Unfortunately, I ran into more than a few frame dips across my playthrough. There were several points where the game started to chug, especially whenever I entered a new area. I guess those jaw-dropping visuals all came at a price.
Luckily, it doesn’t detract too much from the gameplay. Which brings us to the highlight: the actual game!
At its core, Psychonauts 2 is much like the first game. It’s a 3D platformer, wherein you use Razputin’s acrobatic skills and psychic powers to jump and fight your way through the minds of the characters. Along the way, you’ll collect various items to level up and upgrade your powers. Long time players of the first game will be right at home here.
But this game is definitely different from the first. And in many ways: better!
For one: the platforming itself. This time around, Raz has a few new abilities to vary things up, and his new abilities have been changed around. He can now bounce off of walls, dive through the air, and zip from point-to-point using his new Mental Connection power. However, Levitation has been nerfed; sure, you can still roll around at the speed of sound, but you’re levitation jump isn’t nearly as high and you can only float for a limited time.
When combined with the excellent level design, this makes for one of the most varied and fun platformers on the market! Every single level is a joy to bounce through, whether you’re going through a psychedelic music festival or the pages of a book!
Combat is significantly better than the first game as well. Battle-oriented powers have been reworked, the enemies are bulkier and more varied, and Raz’s melee attacks have been reworked. It’s not especially incredible combat, but it has much more depth and variety than the previous game.
Boss fights have been greatly refined as well. There aren’t many, but each one is uniquely challenging, cinematic, and creative. Some of them are actually pretty difficult!
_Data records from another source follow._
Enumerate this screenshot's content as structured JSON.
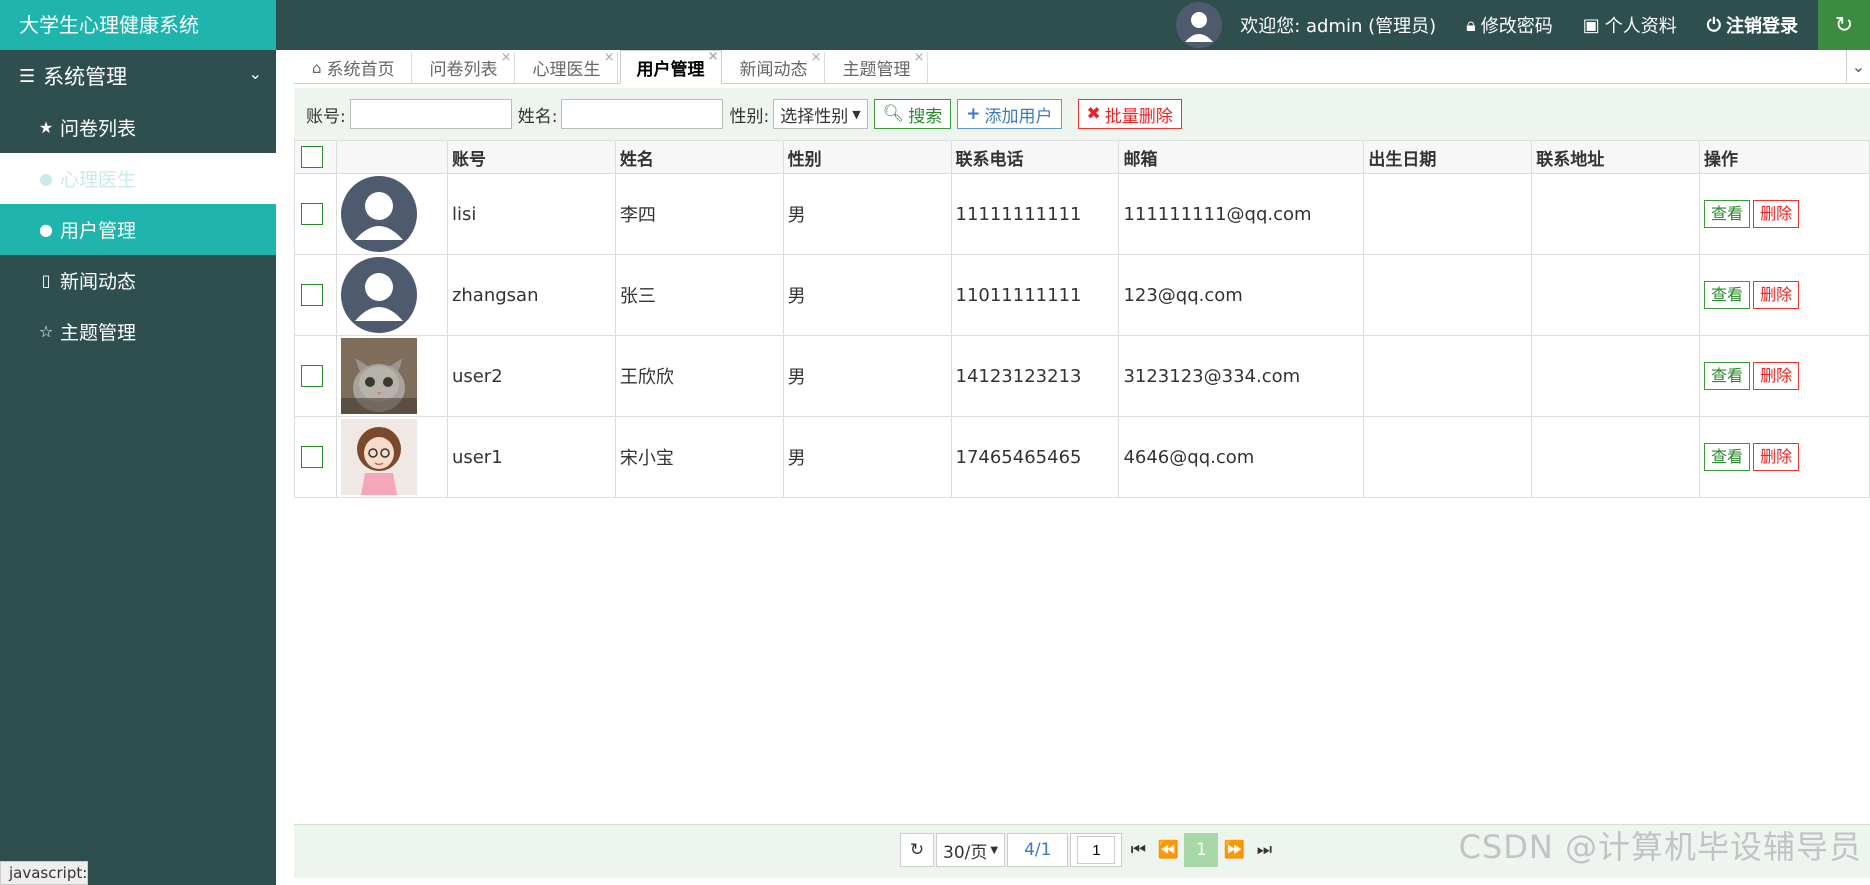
{
  "app": {
    "title": "大学生心理健康系统"
  },
  "topbar": {
    "welcome": "欢迎您: admin (管理员)",
    "change_password": "修改密码",
    "profile": "个人资料",
    "logout": "注销登录"
  },
  "sidebar": {
    "group": "系统管理",
    "items": [
      {
        "label": "问卷列表",
        "icon": "star-icon"
      },
      {
        "label": "心理医生",
        "icon": "user-icon"
      },
      {
        "label": "用户管理",
        "icon": "user-icon"
      },
      {
        "label": "新闻动态",
        "icon": "file-pdf-icon"
      },
      {
        "label": "主题管理",
        "icon": "star-outline-icon"
      }
    ]
  },
  "tabs": [
    {
      "label": "系统首页"
    },
    {
      "label": "问卷列表"
    },
    {
      "label": "心理医生"
    },
    {
      "label": "用户管理"
    },
    {
      "label": "新闻动态"
    },
    {
      "label": "主题管理"
    }
  ],
  "search": {
    "account_label": "账号:",
    "name_label": "姓名:",
    "gender_label": "性别:",
    "gender_select": "选择性别",
    "search_btn": "搜索",
    "add_btn": "添加用户",
    "batch_delete_btn": "批量删除"
  },
  "table": {
    "headers": [
      "账号",
      "姓名",
      "性别",
      "联系电话",
      "邮箱",
      "出生日期",
      "联系地址",
      "操作"
    ],
    "rows": [
      {
        "account": "lisi",
        "name": "李四",
        "gender": "男",
        "phone": "11111111111",
        "email": "111111111@qq.com",
        "birth": "",
        "address": ""
      },
      {
        "account": "zhangsan",
        "name": "张三",
        "gender": "男",
        "phone": "11011111111",
        "email": "123@qq.com",
        "birth": "",
        "address": ""
      },
      {
        "account": "user2",
        "name": "王欣欣",
        "gender": "男",
        "phone": "14123123213",
        "email": "3123123@334.com",
        "birth": "",
        "address": ""
      },
      {
        "account": "user1",
        "name": "宋小宝",
        "gender": "男",
        "phone": "17465465465",
        "email": "4646@qq.com",
        "birth": "",
        "address": ""
      }
    ],
    "view_btn": "查看",
    "delete_btn": "删除"
  },
  "pager": {
    "page_size": "30/页",
    "page_info": "4/1",
    "page_input": "1",
    "current_page": "1"
  },
  "status_bar": "javascript:",
  "watermark": "CSDN @计算机毕设辅导员",
  "colors": {
    "brand": "#1fb5ad",
    "sidebar": "#2f4f4f",
    "refresh": "#3d8b40"
  }
}
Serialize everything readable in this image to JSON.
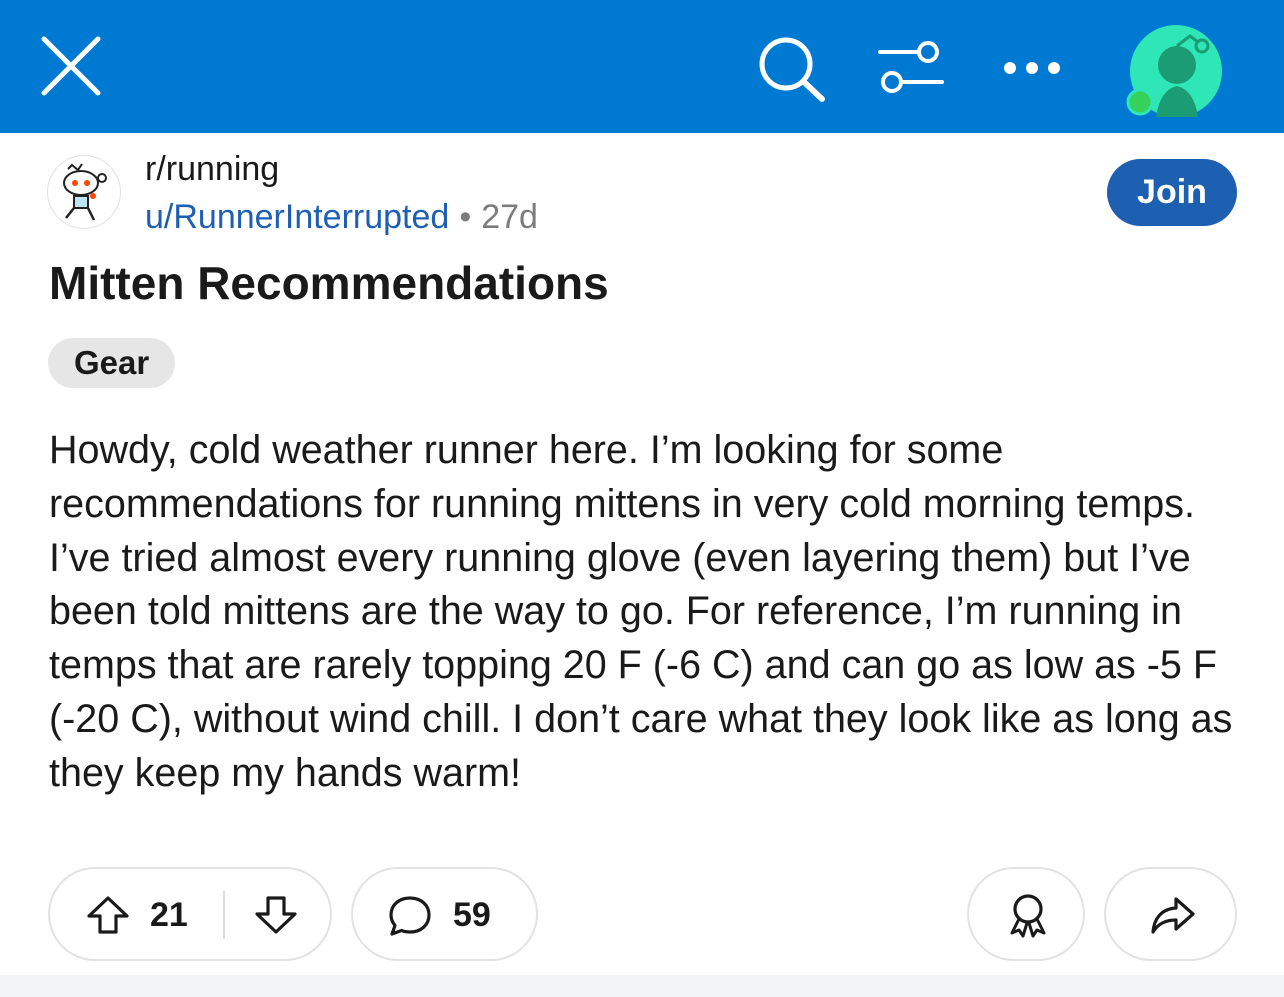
{
  "topbar": {
    "background": "#0079d3",
    "icons": [
      "close-icon",
      "search-icon",
      "filter-icon",
      "more-icon",
      "avatar"
    ]
  },
  "post": {
    "subreddit": "r/running",
    "author": "u/RunnerInterrupted",
    "separator": "•",
    "age": "27d",
    "join_label": "Join",
    "title": "Mitten Recommendations",
    "flair": "Gear",
    "body": "Howdy, cold weather runner here. I’m looking for some recommendations for running mittens in very cold morning temps. I’ve tried almost every running glove (even layering them) but I’ve been told mittens are the way to go. For reference, I’m running in temps that are rarely topping 20 F (-6 C) and can go as low as -5 F (-20 C), without wind chill. I don’t care what they look like as long as they keep my hands warm!"
  },
  "actions": {
    "upvotes": "21",
    "comments": "59"
  },
  "colors": {
    "accent": "#0079d3",
    "join_button": "#1d5fb0",
    "author_link": "#1f5fb3"
  }
}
You’ll need to bring your platforming A-game to handle some of these. And, in the case of the final boss, your combat A game.
The powers are also a joy to play around with. Those returning from the first game have been completely reworked, and all the new ones are a delight! You can summon a paper clone of yourself voiced by Gir, so you can get mini-Invader Zim going on! You can slow down time in a bubble, or zip from though to thought! They’re a freaking blast to play with!
Still, it is a shame to see the powers that got cut go. I’m going to miss the ever hilarious Confusion Grenade and the ever useful Invisibility. Although I’m not that sad to see Shield go.
Of course, no collectithon platformer is worth your time if the stuff you’re collecting isn’t worth it. Luckily, everything here is super dope! Figments are back, as well as the Emotional Baggage and the lore-revealing vaults (although a good number of them contain information that’s revealed in the main story anyways). And now, we have the Nuggets of Wisdom, little golden trophies that change form depending on the mind that give you an instant rank-up, and the Half-a-Minds; get two of these and you can increase your total HP. And, of course, there’s the scavenger hunt in the overworld, which gives you Raz’s costume from the first game if you complete it!
Gathering these up is a ton of fun! However, if you’re going for that 100% completion, feel free to pull up a guide. Because scouring each level for a single missing figment can get really old really quickly. That was an issue in the first game as well, and I’m sad they didn’t introduce anything to alleviate the issue. Maybe give Raz some kind of radar to help the player locate collectibles they missed?
Despite its flaws, I absolutely loved Psychonauts 2! I had a big dumb smile on my face from beginning to end. It absolutely lived up to the legacy of the first game and improved upon it in many ways. This game was absolutely worth the wait and is, without a doubt or a shred of bias, my current game of the year!
And best of all: it doesn’t end on a cliffhanger. So I don’t have to deal with being blue-balled for another sixteen years!